⟨

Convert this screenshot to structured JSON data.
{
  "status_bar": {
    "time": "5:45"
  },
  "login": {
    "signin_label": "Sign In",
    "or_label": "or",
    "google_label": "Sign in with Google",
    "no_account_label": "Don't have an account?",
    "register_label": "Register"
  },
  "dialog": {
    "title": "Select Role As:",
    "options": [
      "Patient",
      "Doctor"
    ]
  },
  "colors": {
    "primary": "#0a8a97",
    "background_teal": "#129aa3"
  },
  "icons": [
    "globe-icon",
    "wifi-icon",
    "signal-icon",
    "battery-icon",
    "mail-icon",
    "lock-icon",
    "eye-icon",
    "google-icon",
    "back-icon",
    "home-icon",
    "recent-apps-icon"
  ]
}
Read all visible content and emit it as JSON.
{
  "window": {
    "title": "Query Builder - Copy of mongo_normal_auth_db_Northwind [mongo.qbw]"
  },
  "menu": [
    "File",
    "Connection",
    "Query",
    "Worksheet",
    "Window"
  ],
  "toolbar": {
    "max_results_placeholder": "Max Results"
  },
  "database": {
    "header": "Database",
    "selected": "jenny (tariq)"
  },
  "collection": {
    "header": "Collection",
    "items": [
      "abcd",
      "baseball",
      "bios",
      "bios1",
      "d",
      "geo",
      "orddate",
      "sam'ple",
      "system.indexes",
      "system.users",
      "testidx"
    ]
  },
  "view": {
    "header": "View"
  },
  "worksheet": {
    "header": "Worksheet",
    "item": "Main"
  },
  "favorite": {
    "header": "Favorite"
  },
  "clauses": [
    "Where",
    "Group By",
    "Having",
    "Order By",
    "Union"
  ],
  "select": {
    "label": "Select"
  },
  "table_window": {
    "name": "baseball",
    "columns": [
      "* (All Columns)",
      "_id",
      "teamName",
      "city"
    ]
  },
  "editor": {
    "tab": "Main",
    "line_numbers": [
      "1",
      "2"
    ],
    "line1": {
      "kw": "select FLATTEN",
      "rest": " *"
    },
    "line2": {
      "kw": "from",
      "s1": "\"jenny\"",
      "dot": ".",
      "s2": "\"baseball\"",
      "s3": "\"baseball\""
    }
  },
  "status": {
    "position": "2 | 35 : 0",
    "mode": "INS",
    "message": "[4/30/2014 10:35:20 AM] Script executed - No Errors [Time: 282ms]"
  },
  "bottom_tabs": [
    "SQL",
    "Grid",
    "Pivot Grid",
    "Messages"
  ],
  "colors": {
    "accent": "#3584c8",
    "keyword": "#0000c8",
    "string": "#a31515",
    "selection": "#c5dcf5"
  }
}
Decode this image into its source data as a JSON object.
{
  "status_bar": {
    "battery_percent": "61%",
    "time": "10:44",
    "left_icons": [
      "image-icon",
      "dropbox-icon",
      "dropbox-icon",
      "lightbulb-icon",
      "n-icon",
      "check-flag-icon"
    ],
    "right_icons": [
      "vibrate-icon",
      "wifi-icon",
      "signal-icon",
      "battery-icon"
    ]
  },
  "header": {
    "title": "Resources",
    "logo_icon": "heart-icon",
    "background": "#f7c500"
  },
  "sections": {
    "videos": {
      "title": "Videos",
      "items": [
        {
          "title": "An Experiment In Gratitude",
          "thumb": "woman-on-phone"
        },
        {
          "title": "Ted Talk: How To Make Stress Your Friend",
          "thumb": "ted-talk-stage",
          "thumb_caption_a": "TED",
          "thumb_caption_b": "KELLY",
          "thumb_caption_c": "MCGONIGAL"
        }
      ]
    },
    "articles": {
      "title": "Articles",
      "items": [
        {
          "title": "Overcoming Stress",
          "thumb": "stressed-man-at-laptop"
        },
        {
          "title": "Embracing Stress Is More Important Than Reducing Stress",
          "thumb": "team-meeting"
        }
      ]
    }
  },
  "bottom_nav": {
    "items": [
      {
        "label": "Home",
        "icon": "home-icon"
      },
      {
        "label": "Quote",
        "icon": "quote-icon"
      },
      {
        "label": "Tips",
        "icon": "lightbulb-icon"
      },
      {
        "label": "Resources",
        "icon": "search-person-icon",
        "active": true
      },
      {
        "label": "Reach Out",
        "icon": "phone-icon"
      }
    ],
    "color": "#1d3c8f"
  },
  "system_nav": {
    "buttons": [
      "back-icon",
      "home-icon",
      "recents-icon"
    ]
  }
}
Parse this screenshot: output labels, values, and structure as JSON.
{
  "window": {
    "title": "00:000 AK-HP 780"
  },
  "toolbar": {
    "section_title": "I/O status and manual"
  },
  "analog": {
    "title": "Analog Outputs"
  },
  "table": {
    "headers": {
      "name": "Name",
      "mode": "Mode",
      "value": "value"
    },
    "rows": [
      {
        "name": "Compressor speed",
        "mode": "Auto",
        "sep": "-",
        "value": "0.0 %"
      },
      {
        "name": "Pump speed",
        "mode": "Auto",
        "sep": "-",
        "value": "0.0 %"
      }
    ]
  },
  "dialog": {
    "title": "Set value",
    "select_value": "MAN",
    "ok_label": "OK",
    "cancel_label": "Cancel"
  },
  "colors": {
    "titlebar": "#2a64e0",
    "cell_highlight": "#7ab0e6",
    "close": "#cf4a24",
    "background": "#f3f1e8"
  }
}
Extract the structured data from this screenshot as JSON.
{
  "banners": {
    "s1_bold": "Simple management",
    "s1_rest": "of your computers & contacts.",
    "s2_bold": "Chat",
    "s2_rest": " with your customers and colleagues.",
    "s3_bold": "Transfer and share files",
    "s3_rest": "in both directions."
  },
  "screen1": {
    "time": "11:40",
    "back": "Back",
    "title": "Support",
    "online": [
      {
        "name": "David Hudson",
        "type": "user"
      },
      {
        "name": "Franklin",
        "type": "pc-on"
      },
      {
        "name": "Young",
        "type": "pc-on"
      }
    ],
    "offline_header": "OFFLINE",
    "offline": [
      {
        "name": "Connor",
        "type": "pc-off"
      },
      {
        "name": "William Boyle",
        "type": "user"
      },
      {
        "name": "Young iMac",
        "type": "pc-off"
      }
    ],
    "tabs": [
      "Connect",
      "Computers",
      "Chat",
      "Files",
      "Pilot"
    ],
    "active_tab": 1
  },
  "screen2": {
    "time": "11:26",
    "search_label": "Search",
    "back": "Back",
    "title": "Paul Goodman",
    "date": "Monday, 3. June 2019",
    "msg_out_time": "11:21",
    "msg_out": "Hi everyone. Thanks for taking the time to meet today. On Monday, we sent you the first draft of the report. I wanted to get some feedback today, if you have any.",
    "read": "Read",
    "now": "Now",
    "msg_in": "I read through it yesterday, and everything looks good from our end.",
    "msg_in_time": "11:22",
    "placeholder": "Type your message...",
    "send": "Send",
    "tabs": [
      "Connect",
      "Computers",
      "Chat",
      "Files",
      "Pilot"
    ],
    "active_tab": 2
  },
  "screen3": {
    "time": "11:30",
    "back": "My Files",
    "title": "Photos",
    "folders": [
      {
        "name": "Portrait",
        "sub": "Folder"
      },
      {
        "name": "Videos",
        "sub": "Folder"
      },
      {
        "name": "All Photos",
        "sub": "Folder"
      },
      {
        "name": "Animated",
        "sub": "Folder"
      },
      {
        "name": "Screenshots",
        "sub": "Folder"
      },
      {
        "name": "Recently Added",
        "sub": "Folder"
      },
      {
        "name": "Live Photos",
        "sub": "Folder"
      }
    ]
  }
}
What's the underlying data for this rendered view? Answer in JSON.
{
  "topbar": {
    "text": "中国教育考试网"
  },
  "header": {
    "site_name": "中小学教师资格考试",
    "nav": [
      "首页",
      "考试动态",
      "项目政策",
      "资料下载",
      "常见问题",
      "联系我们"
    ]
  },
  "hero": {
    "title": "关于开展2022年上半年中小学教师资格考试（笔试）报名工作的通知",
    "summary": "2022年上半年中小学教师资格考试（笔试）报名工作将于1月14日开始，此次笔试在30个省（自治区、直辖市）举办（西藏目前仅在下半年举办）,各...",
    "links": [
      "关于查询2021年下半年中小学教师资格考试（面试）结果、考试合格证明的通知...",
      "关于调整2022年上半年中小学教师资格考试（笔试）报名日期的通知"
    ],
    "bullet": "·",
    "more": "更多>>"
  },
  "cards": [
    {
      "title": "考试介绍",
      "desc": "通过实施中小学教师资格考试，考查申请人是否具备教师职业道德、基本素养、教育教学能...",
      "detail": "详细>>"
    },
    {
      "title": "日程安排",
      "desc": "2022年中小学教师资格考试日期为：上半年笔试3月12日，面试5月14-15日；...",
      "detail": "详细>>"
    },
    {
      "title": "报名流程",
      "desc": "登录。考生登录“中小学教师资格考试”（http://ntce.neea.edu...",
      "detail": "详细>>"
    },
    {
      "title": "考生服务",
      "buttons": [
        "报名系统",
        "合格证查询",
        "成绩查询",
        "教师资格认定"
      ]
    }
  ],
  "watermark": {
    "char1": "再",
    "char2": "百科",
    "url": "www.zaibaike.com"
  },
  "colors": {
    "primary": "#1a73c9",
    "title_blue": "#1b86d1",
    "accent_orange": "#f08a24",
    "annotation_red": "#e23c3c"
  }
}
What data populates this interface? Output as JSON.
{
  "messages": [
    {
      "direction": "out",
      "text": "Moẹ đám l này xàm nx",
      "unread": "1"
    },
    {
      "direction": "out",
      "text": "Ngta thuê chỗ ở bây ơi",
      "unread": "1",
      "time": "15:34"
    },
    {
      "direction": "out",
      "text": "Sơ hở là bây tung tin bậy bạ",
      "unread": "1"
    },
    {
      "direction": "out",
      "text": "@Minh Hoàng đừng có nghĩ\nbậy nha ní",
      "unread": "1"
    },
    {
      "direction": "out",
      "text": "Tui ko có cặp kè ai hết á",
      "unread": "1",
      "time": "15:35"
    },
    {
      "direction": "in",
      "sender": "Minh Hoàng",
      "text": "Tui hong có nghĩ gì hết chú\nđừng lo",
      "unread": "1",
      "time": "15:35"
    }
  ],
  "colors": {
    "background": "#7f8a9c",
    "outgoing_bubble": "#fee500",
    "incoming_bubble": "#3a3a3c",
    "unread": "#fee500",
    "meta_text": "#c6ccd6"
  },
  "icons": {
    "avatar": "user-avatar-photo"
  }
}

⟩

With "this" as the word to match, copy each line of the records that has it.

Convert this screenshot to structured JSON data.
Decode this image into its source data as a JSON object.
Parse this screenshot: output labels, values, and structure as JSON.
Extract the structured data from this screenshot as JSON.
What's the underlying data for this rendered view? Answer in JSON.
What data populates this interface? Output as JSON.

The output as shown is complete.